One of the many benefits of my job is I'm constantly learning. Being an on-call 24/7 365 service technician means I often deal with all sorts of machinery. Recently I was asked by a new maintenance crew to service two generators at their facility and help them develop weekly/monthly/yearly maintenance and inspection forms so they can keep tract of these assets.
They have a fairly new 150KW Generac that I provided and installed a few years ago. That one is no problem. The second is a Kohler that was original to the construction of the building in 1976 and located in the main electrical vault in the basement. That one is a bit tricky since we have little documentation on it. So I lifted the numbers off of the unit as a whole, the controller, the engine, and the generator. Then I called Kohler.
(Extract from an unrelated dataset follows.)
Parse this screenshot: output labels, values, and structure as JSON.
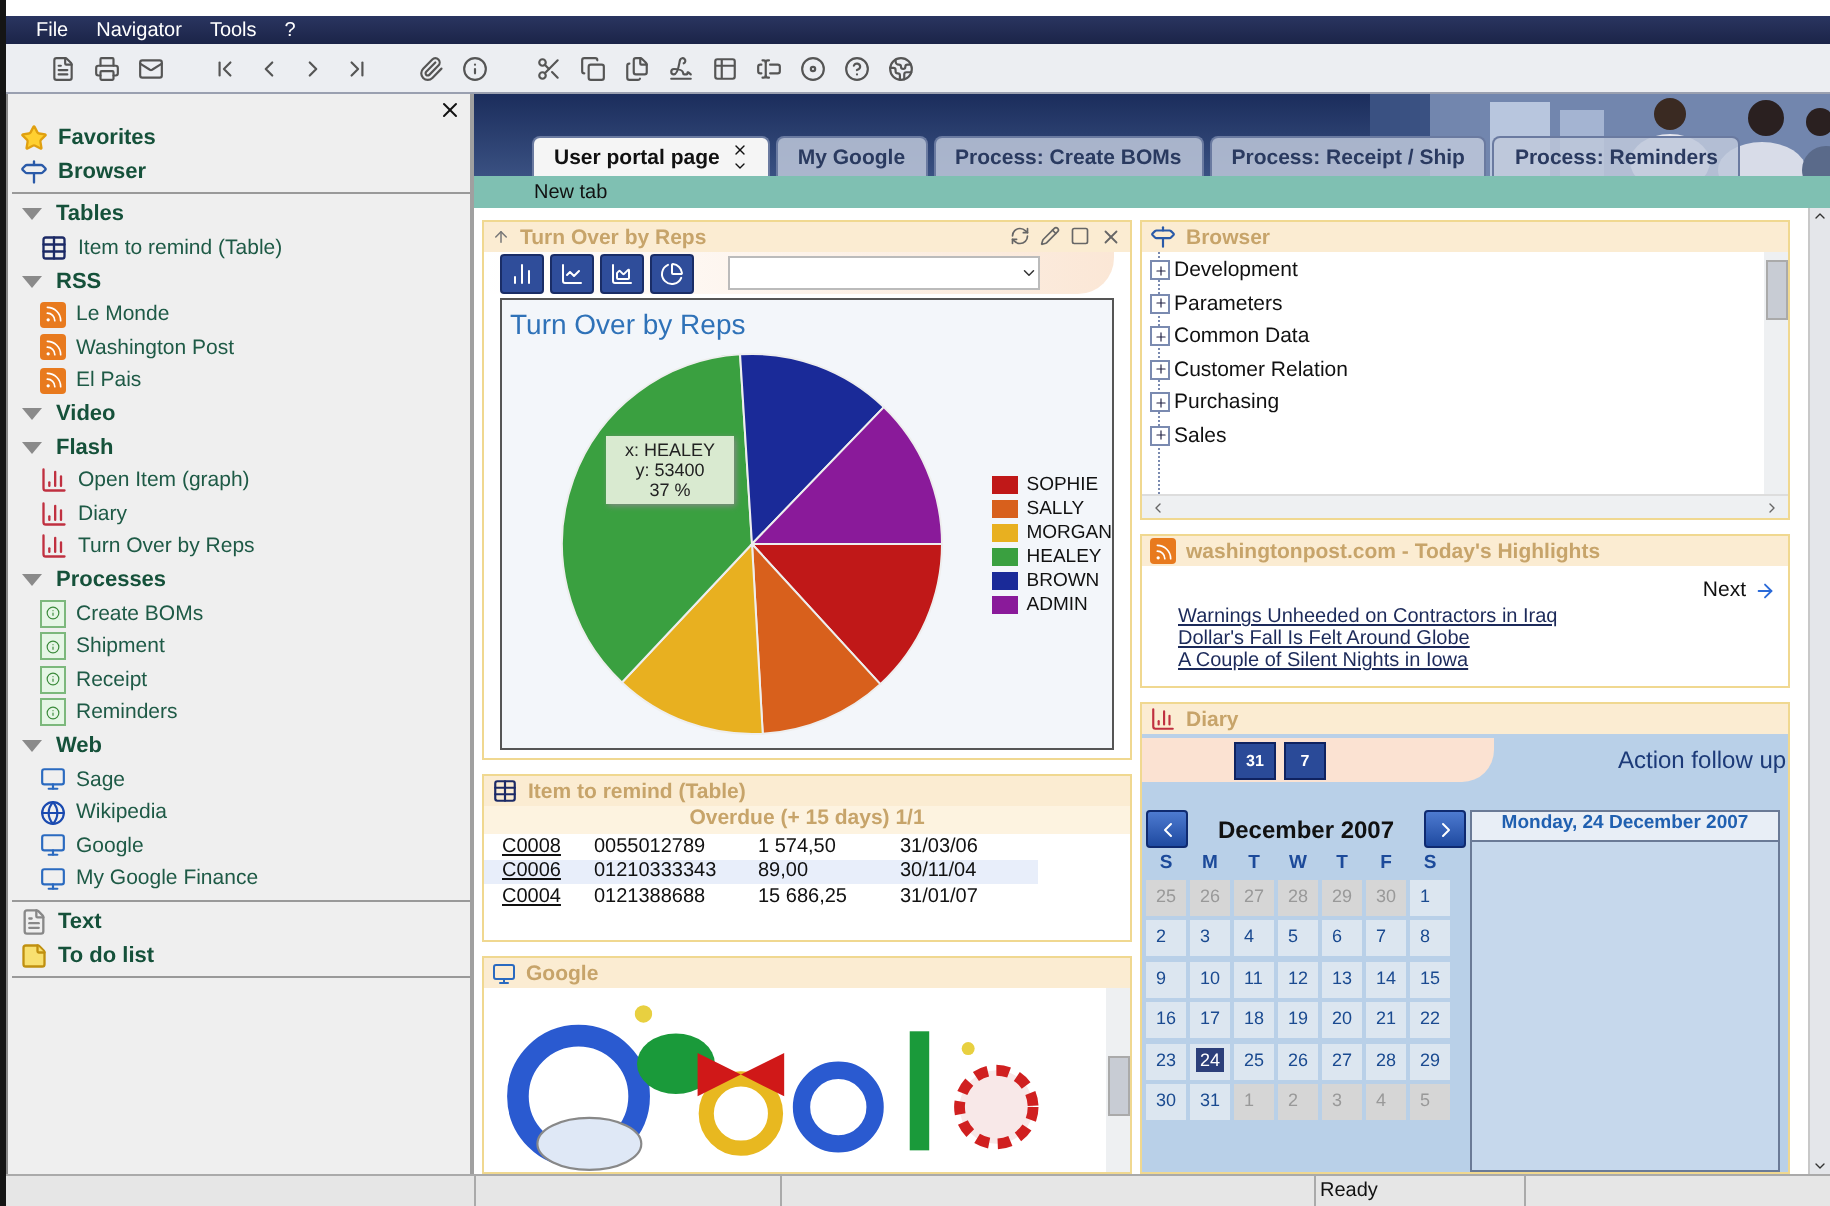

I was on the phone with Kohler technical folks when they asked for the serial number. I gave it to them. That's not it, has to be longer. No ma'am that is all. Can't be she said. Yep, it can. I replied 'it is a gold painted unit'. Oh, my she said, you do have an old unit. I'm afraid we may no longer have those manuals available. I'm gonna give you a phone number she said. You call this guy. He will tell you everything. He was our top man on these old units. He is retired so call after 8 am.
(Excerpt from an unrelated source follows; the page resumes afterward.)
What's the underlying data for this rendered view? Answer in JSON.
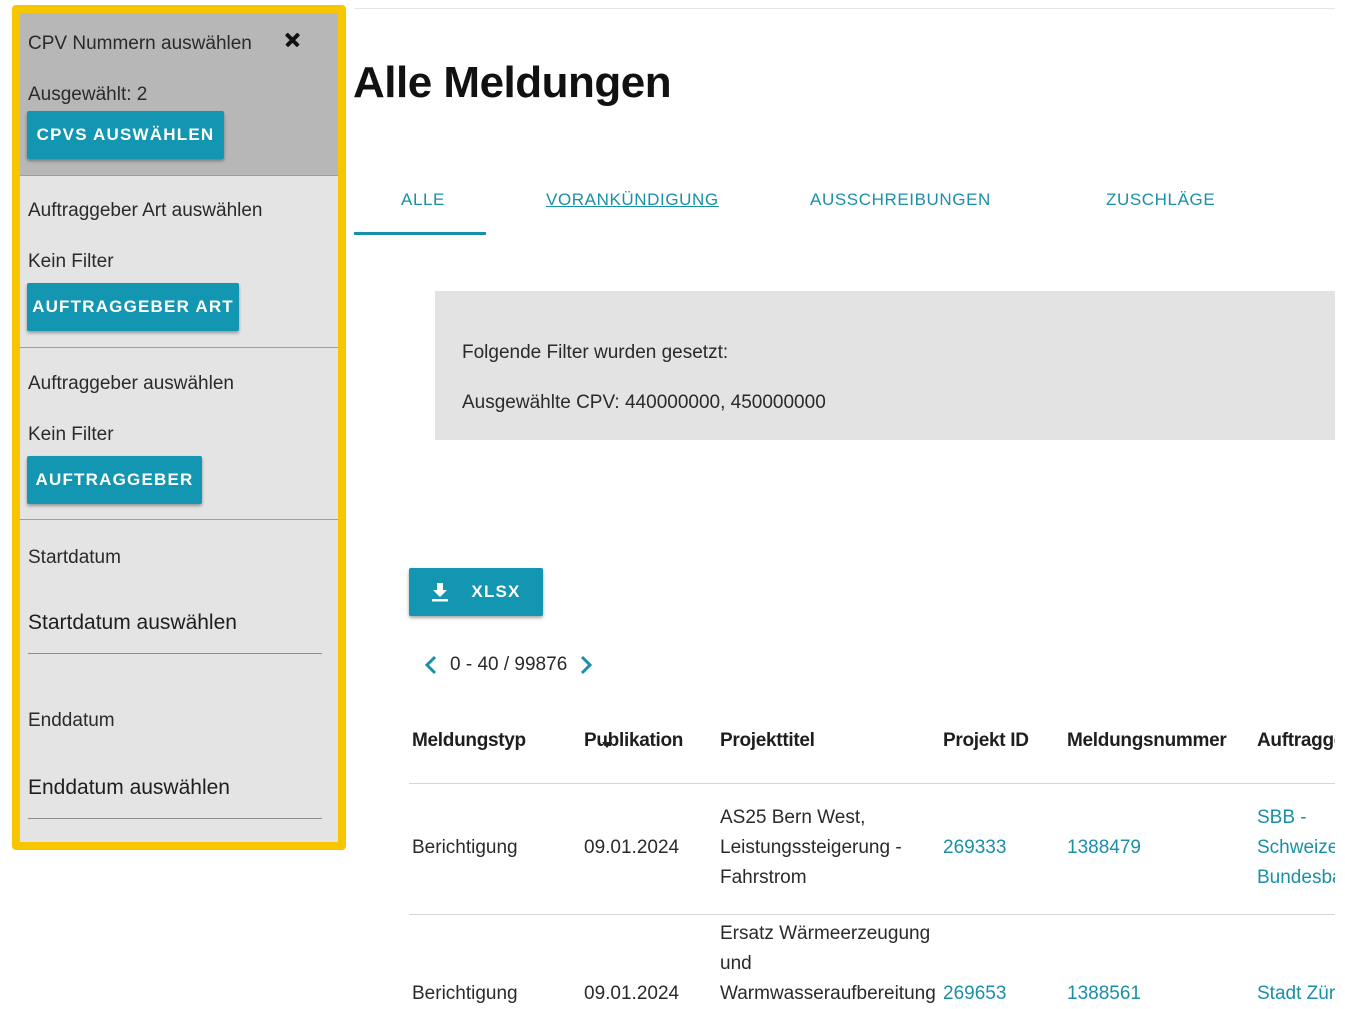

Man, I hate to do that. This poor guy retired and all. Now they bug him at home. I pondered the whole thing. I have other resources and I may go that route. But later I called. I was floored. I made this old guys day. He asked for the model number and as I got about to the forth number he finished it. Told me all about that unit and what the numbers meant. He asked about the hours and general shape of the power plant. Under 400 hours I said and located indoors. Wow. It was like he found his lost dog. He asked about the source of fuel which is natural gas. Okay he said, use J8 plugs instead of J6 because they will give you the performance you want and told me what to gap the points and plugs at. Get this additive to the coolant. Use this, do that. I could hardly right it down fast enough and did not think I was going to get him off the phone.
A few days later, in a unused office in basement we found all the books on the Kohler unit. I took them to a imagining shop and had them put in a disk so I now have them in digital form. Everything he said was right on. Wow. That man knew those units and he loved what he did and boy does it show. If he lived closer I would have offered to buy his lunch and cleared my afternoon and took a new pad of paper with me.
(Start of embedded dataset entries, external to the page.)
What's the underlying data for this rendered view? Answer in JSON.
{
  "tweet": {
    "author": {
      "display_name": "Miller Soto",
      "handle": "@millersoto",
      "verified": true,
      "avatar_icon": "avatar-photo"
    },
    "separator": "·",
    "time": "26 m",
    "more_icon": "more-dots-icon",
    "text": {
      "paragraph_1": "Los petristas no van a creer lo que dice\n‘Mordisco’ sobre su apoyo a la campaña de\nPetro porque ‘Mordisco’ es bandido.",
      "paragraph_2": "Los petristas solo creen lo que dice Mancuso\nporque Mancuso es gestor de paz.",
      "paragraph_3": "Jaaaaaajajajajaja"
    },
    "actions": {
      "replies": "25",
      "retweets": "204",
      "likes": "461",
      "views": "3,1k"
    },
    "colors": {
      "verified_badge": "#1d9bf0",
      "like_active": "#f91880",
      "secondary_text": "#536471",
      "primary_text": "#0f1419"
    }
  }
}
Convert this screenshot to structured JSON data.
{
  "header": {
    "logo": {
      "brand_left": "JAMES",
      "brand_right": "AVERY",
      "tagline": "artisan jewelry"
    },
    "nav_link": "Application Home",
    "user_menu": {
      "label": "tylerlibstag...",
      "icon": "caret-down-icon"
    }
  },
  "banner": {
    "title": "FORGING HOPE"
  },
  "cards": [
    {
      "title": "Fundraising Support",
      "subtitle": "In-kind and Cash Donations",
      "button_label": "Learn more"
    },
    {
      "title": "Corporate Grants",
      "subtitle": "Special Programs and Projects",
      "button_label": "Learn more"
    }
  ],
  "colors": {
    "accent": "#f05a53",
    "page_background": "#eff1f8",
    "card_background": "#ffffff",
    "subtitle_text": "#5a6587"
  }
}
I hope when I retire I too can offer what I learned and pass it along with such enthusiasm. With passion and real world results that the digital books will not have available.